----- Material provided

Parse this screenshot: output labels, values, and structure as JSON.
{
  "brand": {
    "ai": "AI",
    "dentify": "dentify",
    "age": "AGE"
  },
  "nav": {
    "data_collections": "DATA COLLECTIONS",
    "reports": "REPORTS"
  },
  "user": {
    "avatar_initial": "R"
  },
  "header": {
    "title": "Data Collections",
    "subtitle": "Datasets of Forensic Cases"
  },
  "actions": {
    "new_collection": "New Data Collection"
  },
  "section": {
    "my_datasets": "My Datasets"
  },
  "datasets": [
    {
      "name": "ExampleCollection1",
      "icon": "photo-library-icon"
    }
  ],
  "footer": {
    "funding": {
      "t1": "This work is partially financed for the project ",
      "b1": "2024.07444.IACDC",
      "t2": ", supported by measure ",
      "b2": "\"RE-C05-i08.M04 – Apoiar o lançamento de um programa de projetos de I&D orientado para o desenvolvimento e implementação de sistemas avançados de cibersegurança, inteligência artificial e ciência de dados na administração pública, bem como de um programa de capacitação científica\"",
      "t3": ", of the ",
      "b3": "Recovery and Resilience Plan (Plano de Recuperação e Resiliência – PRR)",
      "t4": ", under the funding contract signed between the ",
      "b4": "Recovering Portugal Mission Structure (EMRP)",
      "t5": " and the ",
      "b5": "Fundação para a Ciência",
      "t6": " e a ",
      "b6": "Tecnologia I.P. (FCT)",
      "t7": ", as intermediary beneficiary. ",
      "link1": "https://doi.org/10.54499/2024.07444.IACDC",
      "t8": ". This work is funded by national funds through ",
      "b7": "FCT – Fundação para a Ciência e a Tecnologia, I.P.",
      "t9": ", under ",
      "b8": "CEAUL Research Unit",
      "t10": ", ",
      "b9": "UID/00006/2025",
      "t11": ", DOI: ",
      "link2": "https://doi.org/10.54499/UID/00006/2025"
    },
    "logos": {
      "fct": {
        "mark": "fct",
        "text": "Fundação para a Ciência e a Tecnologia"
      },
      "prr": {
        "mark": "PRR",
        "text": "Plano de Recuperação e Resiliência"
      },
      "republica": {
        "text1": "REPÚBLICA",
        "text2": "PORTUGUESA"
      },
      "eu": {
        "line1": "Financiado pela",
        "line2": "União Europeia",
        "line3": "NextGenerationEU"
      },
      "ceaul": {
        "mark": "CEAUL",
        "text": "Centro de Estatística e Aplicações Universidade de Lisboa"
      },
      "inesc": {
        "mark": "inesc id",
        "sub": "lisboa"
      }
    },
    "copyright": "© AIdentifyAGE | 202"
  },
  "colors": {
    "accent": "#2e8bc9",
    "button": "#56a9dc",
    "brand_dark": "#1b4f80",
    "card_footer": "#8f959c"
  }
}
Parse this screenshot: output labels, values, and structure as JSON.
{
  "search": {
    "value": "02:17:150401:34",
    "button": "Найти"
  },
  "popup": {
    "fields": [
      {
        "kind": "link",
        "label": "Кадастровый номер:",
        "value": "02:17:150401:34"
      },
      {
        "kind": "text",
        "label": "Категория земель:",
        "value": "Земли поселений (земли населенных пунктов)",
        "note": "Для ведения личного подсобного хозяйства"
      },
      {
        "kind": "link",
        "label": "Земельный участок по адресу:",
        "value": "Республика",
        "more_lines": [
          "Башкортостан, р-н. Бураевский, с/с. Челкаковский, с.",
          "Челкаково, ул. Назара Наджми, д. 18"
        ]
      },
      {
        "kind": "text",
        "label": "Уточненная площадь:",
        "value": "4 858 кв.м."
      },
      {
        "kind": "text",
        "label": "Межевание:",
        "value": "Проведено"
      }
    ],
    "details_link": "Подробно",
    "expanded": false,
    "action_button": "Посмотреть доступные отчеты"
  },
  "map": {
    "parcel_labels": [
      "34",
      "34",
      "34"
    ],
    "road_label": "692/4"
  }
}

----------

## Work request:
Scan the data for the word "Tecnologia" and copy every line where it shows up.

## Answer section:
      "b6": "Tecnologia I.P. (FCT)",
      "b7": "FCT – Fundação para a Ciência e a Tecnologia, I.P.",
        "text": "Fundação para a Ciência e a Tecnologia"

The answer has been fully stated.